Kennedy, D. K., & Kramer, L. (2008). Improving emotion regulation and sibling relationship quality: The More Fun with Sisters and Brothers Program. Family Relations, 57, 567-578.
Kramer, L. (in press). The essential ingredients of successful sibling relationships: An emerging framework for advancing theory and practice. Child Development Perspectives.
- U.S. Department of Agriculture
Laurie Kramer, Ph.D.
In the News
- NurtureShock, (2009). Po Bronson and Ashley Merryman. Chapter 6. http://www.nurtureshock.com/
- New York Times. In Sisters, Love and an Urge to Break her Neck. (Tara-Parker-Pope, March 2008)
Good Morning America The New Science of Siblings. http://abcnews.go.com/GMA/Parenting/story?id=8449624

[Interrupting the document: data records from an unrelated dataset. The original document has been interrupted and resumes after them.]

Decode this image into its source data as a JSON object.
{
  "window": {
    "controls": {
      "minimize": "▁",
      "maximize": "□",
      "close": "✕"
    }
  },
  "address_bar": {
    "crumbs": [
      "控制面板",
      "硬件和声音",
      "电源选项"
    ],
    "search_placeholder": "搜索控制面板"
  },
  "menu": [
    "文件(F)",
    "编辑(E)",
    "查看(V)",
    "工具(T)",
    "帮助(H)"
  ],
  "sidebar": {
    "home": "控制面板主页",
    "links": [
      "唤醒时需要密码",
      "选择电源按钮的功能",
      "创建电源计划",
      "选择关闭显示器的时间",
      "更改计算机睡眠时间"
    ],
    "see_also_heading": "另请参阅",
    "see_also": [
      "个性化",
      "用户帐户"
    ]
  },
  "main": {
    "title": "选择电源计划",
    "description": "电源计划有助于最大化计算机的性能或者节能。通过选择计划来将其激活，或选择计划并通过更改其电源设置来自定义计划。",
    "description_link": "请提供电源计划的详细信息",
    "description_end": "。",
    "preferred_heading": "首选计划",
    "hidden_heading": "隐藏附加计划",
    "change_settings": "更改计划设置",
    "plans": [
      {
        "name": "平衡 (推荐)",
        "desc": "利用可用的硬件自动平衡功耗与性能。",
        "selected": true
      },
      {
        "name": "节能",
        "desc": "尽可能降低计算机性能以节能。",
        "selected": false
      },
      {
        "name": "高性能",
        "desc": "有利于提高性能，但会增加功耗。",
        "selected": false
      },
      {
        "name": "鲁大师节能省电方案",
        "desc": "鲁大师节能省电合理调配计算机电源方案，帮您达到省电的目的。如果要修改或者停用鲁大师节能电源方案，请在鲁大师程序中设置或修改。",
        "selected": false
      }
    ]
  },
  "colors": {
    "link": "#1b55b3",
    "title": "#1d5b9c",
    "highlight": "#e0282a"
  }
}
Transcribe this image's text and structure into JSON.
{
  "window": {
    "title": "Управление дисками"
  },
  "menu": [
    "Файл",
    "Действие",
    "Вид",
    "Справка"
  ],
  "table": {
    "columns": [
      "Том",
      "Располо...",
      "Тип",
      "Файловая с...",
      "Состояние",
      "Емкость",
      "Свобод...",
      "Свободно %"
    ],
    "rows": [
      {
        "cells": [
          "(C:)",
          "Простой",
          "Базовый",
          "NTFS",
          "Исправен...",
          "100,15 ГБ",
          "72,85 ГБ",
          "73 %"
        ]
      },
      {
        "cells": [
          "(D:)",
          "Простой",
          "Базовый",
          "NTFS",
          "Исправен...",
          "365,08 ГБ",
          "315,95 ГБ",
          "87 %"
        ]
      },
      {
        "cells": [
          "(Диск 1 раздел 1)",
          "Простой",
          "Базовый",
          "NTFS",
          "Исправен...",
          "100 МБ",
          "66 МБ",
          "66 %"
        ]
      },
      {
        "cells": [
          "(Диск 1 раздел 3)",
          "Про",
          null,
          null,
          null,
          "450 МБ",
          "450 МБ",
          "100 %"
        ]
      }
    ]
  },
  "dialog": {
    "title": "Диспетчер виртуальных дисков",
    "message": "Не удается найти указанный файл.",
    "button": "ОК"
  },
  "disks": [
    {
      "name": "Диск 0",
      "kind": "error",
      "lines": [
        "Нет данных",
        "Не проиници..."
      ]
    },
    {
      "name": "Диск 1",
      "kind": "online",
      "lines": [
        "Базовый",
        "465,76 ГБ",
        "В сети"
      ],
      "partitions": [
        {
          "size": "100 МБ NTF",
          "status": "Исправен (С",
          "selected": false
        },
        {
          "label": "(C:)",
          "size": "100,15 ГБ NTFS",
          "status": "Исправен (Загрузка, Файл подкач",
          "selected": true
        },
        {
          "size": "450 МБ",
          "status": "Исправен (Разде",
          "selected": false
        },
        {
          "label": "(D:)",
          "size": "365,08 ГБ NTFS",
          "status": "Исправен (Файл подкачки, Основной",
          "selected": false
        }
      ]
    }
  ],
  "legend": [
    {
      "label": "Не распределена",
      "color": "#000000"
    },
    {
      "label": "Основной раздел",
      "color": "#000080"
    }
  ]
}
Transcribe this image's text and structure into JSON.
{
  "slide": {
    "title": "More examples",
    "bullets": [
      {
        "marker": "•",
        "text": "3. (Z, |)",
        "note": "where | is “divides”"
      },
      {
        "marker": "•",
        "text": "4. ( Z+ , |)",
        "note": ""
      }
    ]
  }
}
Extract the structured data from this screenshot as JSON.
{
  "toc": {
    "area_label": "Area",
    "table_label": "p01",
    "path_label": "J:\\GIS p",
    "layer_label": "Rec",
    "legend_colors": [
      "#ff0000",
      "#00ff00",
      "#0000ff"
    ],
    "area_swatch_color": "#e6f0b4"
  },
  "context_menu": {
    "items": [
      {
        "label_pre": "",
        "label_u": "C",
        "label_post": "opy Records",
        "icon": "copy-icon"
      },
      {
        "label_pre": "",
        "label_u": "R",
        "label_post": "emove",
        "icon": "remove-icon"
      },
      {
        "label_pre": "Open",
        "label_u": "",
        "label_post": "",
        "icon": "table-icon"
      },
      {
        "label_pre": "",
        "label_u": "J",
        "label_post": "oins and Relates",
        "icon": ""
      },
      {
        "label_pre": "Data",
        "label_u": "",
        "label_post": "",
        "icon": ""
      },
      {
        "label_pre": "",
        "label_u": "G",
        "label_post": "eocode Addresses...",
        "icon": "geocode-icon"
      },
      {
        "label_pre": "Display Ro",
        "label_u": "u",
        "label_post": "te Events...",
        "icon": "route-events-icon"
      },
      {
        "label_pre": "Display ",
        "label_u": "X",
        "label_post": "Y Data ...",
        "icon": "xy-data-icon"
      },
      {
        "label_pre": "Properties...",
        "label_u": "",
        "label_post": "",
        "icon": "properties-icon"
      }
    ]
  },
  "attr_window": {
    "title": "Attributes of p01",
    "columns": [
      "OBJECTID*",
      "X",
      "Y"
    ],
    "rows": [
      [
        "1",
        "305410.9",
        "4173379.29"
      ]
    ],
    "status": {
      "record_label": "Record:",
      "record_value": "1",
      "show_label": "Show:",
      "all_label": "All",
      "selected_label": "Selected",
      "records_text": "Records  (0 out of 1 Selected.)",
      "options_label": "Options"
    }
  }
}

- U.S. News & World Report. 7 Ways Your Siblings May Have Shaped You. http://health.usnews.com/articles/health/living-well-usn/2009/07/31/7-ways-your-siblings-may-have-shaped-you.html
- Today Show. July 5, 2006
- The Takeaway (WNYC radio)
- Time Magazine. How your Siblings Make You Who You Are (Jeffrey Kluger, July 10, 2006). Cover story.
- New York Times. The Year in Ideas: Favoring One Kid is Fine. (Susan Burton, December 2002) http://www.nytimes.com/2002/12/15/magazine/the-year-in-ideas-favoring-one-kid-is-fine.html?scp=4&sq=laurie%20kramer&st=cse
- New York Times. Vital Signs: Behavior, When Siblings Fight, Parents Shrug (Alisha Berger, February 1999)
- “In U of I Study, Kids Learn to Handle Emotional Responses to Siblings,” ACES News, 2-23-2009, http://www.aces.uiuc.edu/news/stories/news4677.html
- “U of I Study: Parents, Sibs See Imbalances in Parents’ Attention Differently,” ACES News, 5-16-2007, http://www.aces.uiuc.edu/news/stories/news4013.html
- "Mom's favoritism can affect kids, sibling rivalry as adults", USA Today, 5-4-2010, http://www.usatoday.com/news/health/2010-05-04-favorites04_CV_N.htm
Parents, educators, and practitioners benefit from having a set of tools that have been empirically derived and scientifically validated to improve the quality of children’s sibling relationships. More importantly, the More Fun with Sisters and Brothers Program, and its predecessor, the Fun with Sisters and Brothers Program for 4- to 8- year old children with an infant or toddler sibling, enables children to competently engage in prosocial sibling-directed behaviors and manage conflict and other interpersonal challenges that commonly arise in families, without full reliance on parental intervention.